5.  Test-Drive A New Job or Career

There’s no better way to learn than by doing. Test-driving a new job with a mentor provides a hands-on experience that has the potential to change your life. This is the opportunity to learn as much as possible about the job, how you feel about the day-to-day activities and what it takes to succeed.  The volunteer mentorship experience gives you the required personal and professional due diligence you need prior to making a career transition.

6.  Create Your Professional Brand

Your professional brand (including a professional biography, in addition to your resume) separates you from your competitors and colleagues. Professional branding is not about building a persona.  Instead, it is a way for you to maximize your key passions, attributes, skills, strengths and values – and use them to differentiate yourself in the workplace.

7.  Network, Network, Network

You need to reach out to people with similar interests and goals. Additionally, you need to do your homework and access resources ranging from LinkedIn, Yahoo!Groups, Twitter, etc. within the online social networking world, to the good, old-fashioned one-on-one interaction with people in the field you are exploring, as well as business and university alumni associations.  

8.  Establish Thresholds

The biggest benefit to a successful career transition is increased life satisfaction.
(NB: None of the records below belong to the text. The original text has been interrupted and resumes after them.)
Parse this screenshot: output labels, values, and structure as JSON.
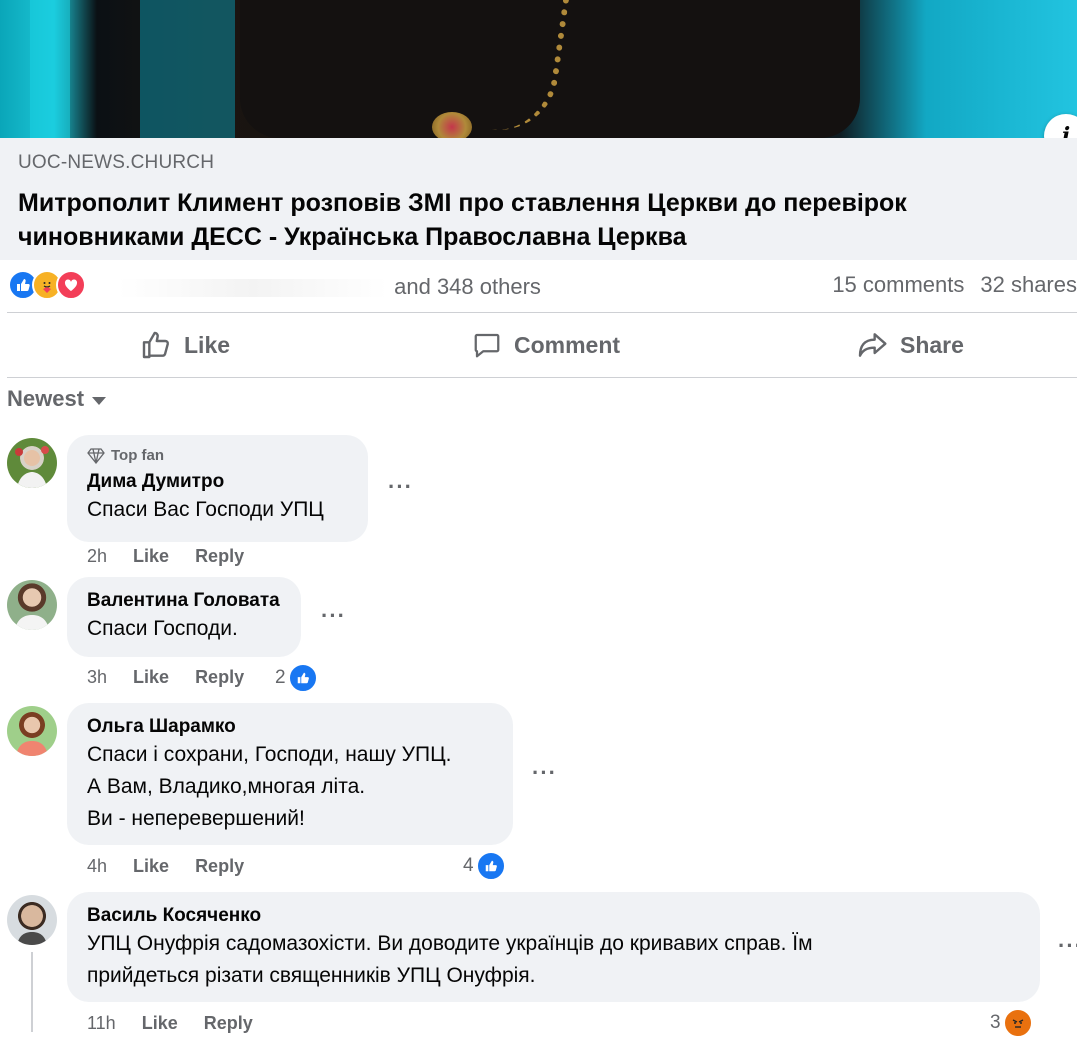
{
  "link_preview": {
    "domain": "UOC-NEWS.CHURCH",
    "title": "Митрополит Климент розповів ЗМІ про ставлення Церкви до перевірок чиновниками ДЕСС - Українська Православна Церква",
    "info_icon": "info-icon"
  },
  "reactions": {
    "icons": [
      "like",
      "care",
      "love"
    ],
    "others_text": "and 348 others",
    "comments_count": "15 comments",
    "shares_count": "32 shares"
  },
  "actions": {
    "like_label": "Like",
    "comment_label": "Comment",
    "share_label": "Share"
  },
  "sort": {
    "label": "Newest"
  },
  "comments": [
    {
      "badge": "Top fan",
      "name": "Дима Думитро",
      "lines": [
        "Спаси Вас Господи УПЦ"
      ],
      "time": "2h",
      "like": "Like",
      "reply": "Reply",
      "reaction_count": "",
      "reaction": ""
    },
    {
      "badge": "",
      "name": "Валентина Головата",
      "lines": [
        "Спаси Господи."
      ],
      "time": "3h",
      "like": "Like",
      "reply": "Reply",
      "reaction_count": "2",
      "reaction": "like"
    },
    {
      "badge": "",
      "name": "Ольга Шарамко",
      "lines": [
        "Спаси і сохрани, Господи, нашу УПЦ.",
        "А Вам, Владико,многая літа.",
        "Ви - неперевершений!"
      ],
      "time": "4h",
      "like": "Like",
      "reply": "Reply",
      "reaction_count": "4",
      "reaction": "like"
    },
    {
      "badge": "",
      "name": "Василь Косяченко",
      "lines": [
        "УПЦ Онуфрія садомазохісти. Ви доводите українців до кривавих справ. Їм",
        "прийдеться різати священників УПЦ Онуфрія."
      ],
      "time": "11h",
      "like": "Like",
      "reply": "Reply",
      "reaction_count": "3",
      "reaction": "angry"
    }
  ],
  "colors": {
    "secondary_text": "#65676b",
    "bubble_bg": "#f0f2f5",
    "like_blue": "#1877f2",
    "love_red": "#f33e58",
    "angry_orange": "#e9710f"
  }
}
It is important to understand how much risk, challenge and uncertainty one can tolerate before the life satisfaction goal becomes blurred by the process.  The career transition process is as much about what you learn on the journey as the rewards when you reach your destination.

Cheers!
Brian

www.briankurth.com

www.vocationvacations.com 

My Career Transition book:  Test-Drive Your Dream Job:  A Step-By-Step Guide To Finding And Creating The Work You Love (Hachette, 2008)

Career Informer JavaJoe informed me of this great position that is available at wonderful Columbia University in NYC:  Sr. Development Officer for the Health Sciences Division within Alumni Relations.  How cool is this?  You’re combining TWO hot vocation types in one:  Education and Healthcare!

Once again, as I keep telling my clients, there ARE great jobs still out there…..

You know what to do:  Spread the word to family and friends….and tell them to apply NOW:

https://jobs.columbia.edu/applicants/jsp/shared/frameset/Frameset.jsp?time=1236975114996

Cheers!
Brian

www.briankurth.com